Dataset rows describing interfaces
◇ ◇ ◇

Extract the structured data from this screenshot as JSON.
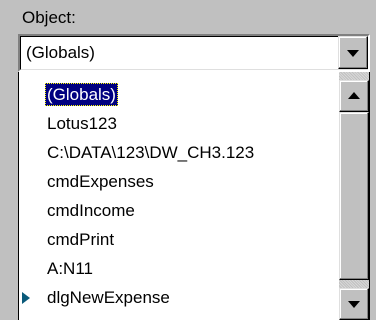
{
  "object_label": "Object:",
  "combo": {
    "value": "(Globals)"
  },
  "list": {
    "items": [
      {
        "label": "(Globals)",
        "selected": true
      },
      {
        "label": "Lotus123"
      },
      {
        "label": "C:\\DATA\\123\\DW_CH3.123"
      },
      {
        "label": "cmdExpenses"
      },
      {
        "label": "cmdIncome"
      },
      {
        "label": "cmdPrint"
      },
      {
        "label": "A:N11"
      },
      {
        "label": "dlgNewExpense",
        "has_marker": true
      }
    ]
  },
  "icons": {
    "combo_dropdown": "chevron-down-icon",
    "scroll_up": "arrow-up-icon",
    "scroll_down": "arrow-down-icon",
    "item_marker": "triangle-right-icon"
  },
  "colors": {
    "face": "#c0c0c0",
    "selection_bg": "#000080",
    "selection_text": "#ffffff",
    "marker": "#0a5a7a"
  }
}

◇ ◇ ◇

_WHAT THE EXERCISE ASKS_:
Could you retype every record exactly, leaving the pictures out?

_OUTPUT OF THE TASK_:
Extract the structured data from this screenshot as JSON.
{
  "object_label": "Object:",
  "combo": {
    "value": "(Globals)"
  },
  "list": {
    "items": [
      {
        "label": "(Globals)",
        "selected": true
      },
      {
        "label": "Lotus123"
      },
      {
        "label": "C:\\DATA\\123\\DW_CH3.123"
      },
      {
        "label": "cmdExpenses"
      },
      {
        "label": "cmdIncome"
      },
      {
        "label": "cmdPrint"
      },
      {
        "label": "A:N11"
      },
      {
        "label": "dlgNewExpense",
        "has_marker": true
      }
    ]
  },
  "icons": {
    "combo_dropdown": "chevron-down-icon",
    "scroll_up": "arrow-up-icon",
    "scroll_down": "arrow-down-icon",
    "item_marker": "triangle-right-icon"
  },
  "colors": {
    "face": "#c0c0c0",
    "selection_bg": "#000080",
    "selection_text": "#ffffff",
    "marker": "#0a5a7a"
  }
}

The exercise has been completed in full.